WORK INSTRUCTIONS: Report how many lines below include "What", giving the figure alone.

◆ ◆ ◆ ◆

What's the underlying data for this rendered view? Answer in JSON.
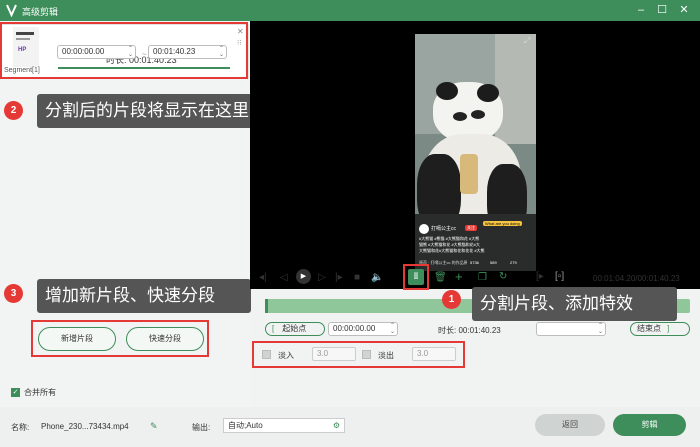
{
  "window": {
    "title": "高级剪辑"
  },
  "segment": {
    "label": "Segment[1]",
    "duration_label": "时长:",
    "duration_value": "00:01:40.23",
    "start_time": "00:00:00.00",
    "end_time": "00:01:40.23",
    "thumb_text": "HP"
  },
  "annotations": {
    "tip1": "分割片段、添加特效",
    "tip2": "分割后的片段将显示在这里",
    "tip3": "增加新片段、快速分段",
    "n1": "1",
    "n2": "2",
    "n3": "3"
  },
  "buttons": {
    "add_segment": "新增片段",
    "quick_split": "快速分段",
    "merge_all": "合并所有",
    "back": "返回",
    "edit": "剪辑"
  },
  "video": {
    "channel": "打嗝公主cc",
    "caption_line1": "#大熊猫 #熊猫 #大熊猫和花 #大熊",
    "caption_line2": "猫熊 #大熊猫和花 #大熊猫和花#大",
    "caption_line3": "大熊猫和花#大熊猫和花和花花 #大熊",
    "badge_text": "What are you doing",
    "follow": "关注",
    "likes": "5736",
    "comments": "589",
    "shares": "279",
    "audio": "原声 · 打嗝公主cc 的作品原声"
  },
  "playback": {
    "current_total": "00:01:04.20/00:01:40.23"
  },
  "trim": {
    "start_label": "起始点",
    "start_value": "00:00:00.00",
    "duration_label": "时长:",
    "duration_value": "00:01:40.23",
    "end_label": "结束点"
  },
  "fade": {
    "fade_in_label": "淡入",
    "fade_in_value": "3.0",
    "fade_out_label": "淡出",
    "fade_out_value": "3.0"
  },
  "footer": {
    "name_label": "名称:",
    "name_value": "Phone_230...73434.mp4",
    "output_label": "输出:",
    "output_value": "自动;Auto"
  },
  "colors": {
    "brand": "#3e8e5b",
    "annotation": "#e53935",
    "tip_bg": "#555555"
  },
  "icons": [
    "app-logo-icon",
    "minimize-icon",
    "maximize-icon",
    "close-icon",
    "prev-frame-icon",
    "play-icon",
    "next-frame-icon",
    "stop-icon",
    "volume-icon",
    "split-icon",
    "delete-icon",
    "add-icon",
    "copy-icon",
    "rotate-icon",
    "crop-icon",
    "fullscreen-icon",
    "rename-icon",
    "settings-icon"
  ]
}
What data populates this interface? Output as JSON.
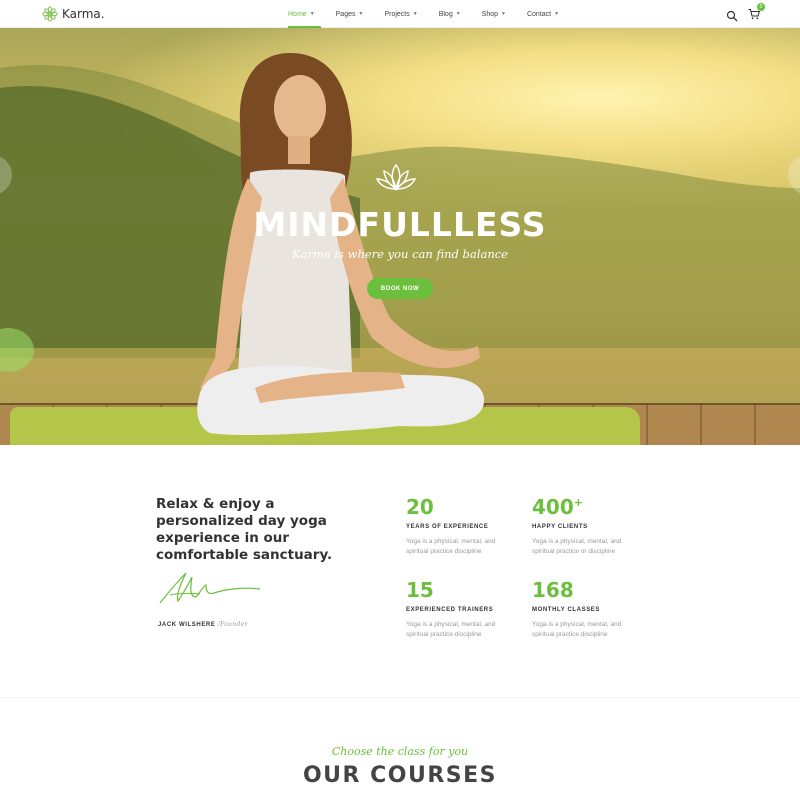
{
  "header": {
    "logo_text": "Karma.",
    "logo_icon": "flower-icon",
    "nav": [
      {
        "label": "Home",
        "active": true
      },
      {
        "label": "Pages",
        "active": false
      },
      {
        "label": "Projects",
        "active": false
      },
      {
        "label": "Blog",
        "active": false
      },
      {
        "label": "Shop",
        "active": false
      },
      {
        "label": "Contact",
        "active": false
      }
    ],
    "cart_count": "0",
    "accent_color": "#6bbf3c"
  },
  "hero": {
    "title": "MINDFULLLESS",
    "subtitle": "Karma is where you can find balance",
    "button": "BOOK NOW"
  },
  "intro": {
    "heading": "Relax & enjoy a personalized day yoga experience in our comfortable sanctuary.",
    "founder_name": "JACK WILSHERE",
    "founder_role": "/Founder"
  },
  "stats": [
    {
      "number": "20",
      "plus": "",
      "label": "YEARS OF EXPERIENCE",
      "desc": "Yoga is a physical, mental, and spiritual practice discipline"
    },
    {
      "number": "400",
      "plus": "+",
      "label": "HAPPY CLIENTS",
      "desc": "Yoga is a physical, mental, and spiritual practice or discipline"
    },
    {
      "number": "15",
      "plus": "",
      "label": "EXPERIENCED TRAINERS",
      "desc": "Yoga is a physical, mental, and spiritual practice discipline"
    },
    {
      "number": "168",
      "plus": "",
      "label": "MONTHLY CLASSES",
      "desc": "Yoga is a physical, mental, and spiritual practice discipline"
    }
  ],
  "courses": {
    "script": "Choose the class for you",
    "title": "OUR COURSES"
  }
}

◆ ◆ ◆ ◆

TASK RESULT: 3